Exercise aim: Scan the records below and copy every line that contains the string "hint".

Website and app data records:
□ □ □ □ □
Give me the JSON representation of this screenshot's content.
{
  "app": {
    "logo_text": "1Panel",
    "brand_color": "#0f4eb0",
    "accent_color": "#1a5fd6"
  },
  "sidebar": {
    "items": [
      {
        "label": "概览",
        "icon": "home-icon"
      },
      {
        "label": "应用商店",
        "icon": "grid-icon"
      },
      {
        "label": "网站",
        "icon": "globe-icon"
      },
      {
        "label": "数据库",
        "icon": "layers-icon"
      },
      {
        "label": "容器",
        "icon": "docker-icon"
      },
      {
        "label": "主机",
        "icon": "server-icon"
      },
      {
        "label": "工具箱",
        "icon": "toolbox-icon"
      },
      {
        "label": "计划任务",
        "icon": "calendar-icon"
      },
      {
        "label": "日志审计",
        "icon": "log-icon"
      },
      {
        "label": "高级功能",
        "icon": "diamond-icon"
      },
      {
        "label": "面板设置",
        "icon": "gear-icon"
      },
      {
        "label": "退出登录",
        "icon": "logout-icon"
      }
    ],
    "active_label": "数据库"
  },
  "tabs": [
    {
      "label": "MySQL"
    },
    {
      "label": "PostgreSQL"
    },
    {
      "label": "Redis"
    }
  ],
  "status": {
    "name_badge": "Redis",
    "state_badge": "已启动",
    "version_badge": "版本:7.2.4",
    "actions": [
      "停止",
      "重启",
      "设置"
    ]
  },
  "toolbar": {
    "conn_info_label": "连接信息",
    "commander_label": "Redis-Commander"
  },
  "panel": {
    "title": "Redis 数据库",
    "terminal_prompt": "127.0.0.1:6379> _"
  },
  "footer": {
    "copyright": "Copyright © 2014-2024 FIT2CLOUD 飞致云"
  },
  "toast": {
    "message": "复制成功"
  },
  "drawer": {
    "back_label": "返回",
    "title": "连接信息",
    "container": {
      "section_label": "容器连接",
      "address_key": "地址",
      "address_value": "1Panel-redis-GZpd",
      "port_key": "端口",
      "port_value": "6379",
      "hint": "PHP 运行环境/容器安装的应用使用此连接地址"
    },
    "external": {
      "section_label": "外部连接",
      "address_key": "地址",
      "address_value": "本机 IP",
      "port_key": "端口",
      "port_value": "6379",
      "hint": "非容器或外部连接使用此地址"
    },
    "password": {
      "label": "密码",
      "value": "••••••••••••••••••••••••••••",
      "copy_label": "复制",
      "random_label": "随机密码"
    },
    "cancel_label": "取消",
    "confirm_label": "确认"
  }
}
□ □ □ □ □
Solution to this problem:
      "hint": "PHP 运行环境/容器安装的应用使用此连接地址"
      "hint": "非容器或外部连接使用此地址"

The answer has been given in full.